Dr Sarah Bourke
Sarah Bourke is a Research Fellow with the National Centre for Epidemiology and Population Health at the Australian National University (ANU). She is working with the Mayi Kuwayu National Study of Aboriginal and Torres Strait Islander Wellbeing, a national epidemiological study exploring the social and cultural determinants of health for Australia's Indigenous peoples. Sarah is an Aboriginal woman born and raised in Canberra, Australia, and is descended from the Gidja people of Western Australia and the Gamilaroi people on the border of Queensland and New South Wales. She completed her undergraduate studies at ANU in biological anthropology and psychology before being awarded a General Sir John Monash Scholarship and a Roberta Sykes Scholarship to study for an MPhil in Medical Anthropology with Keble College at Oxford. She was then awarded a Roberta Sykes Scholarship and a Chevening Scholarship to continue on at Oxford for a DPhil in Anthropology at St. John's College, under the supervision of Professor Stanley Ulijaszek.

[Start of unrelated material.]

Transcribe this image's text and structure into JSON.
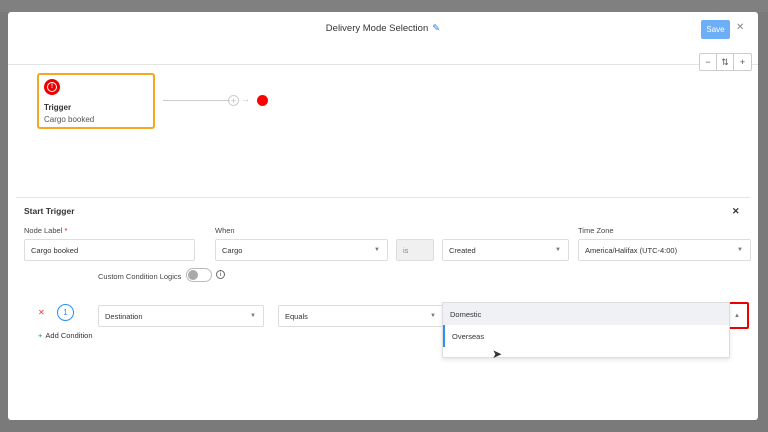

Sarah's doctoral thesis utilised an Indigenist research framework to ethnographically examine the historical, social, and political factors which influenced the development of the Mayi Kuwayu Study and its emphasis on 'measuring' culture. During her fellowship, Sarah plans to continue her work building an Indigenous-led research agenda exploring what helps Indigenous individuals, communities, and cultures thrive. As a postdoctoral affiliate with SAME, Sarah hopes to network with researchers from across the School interested in understanding cultural determinants of human health in diverse populations.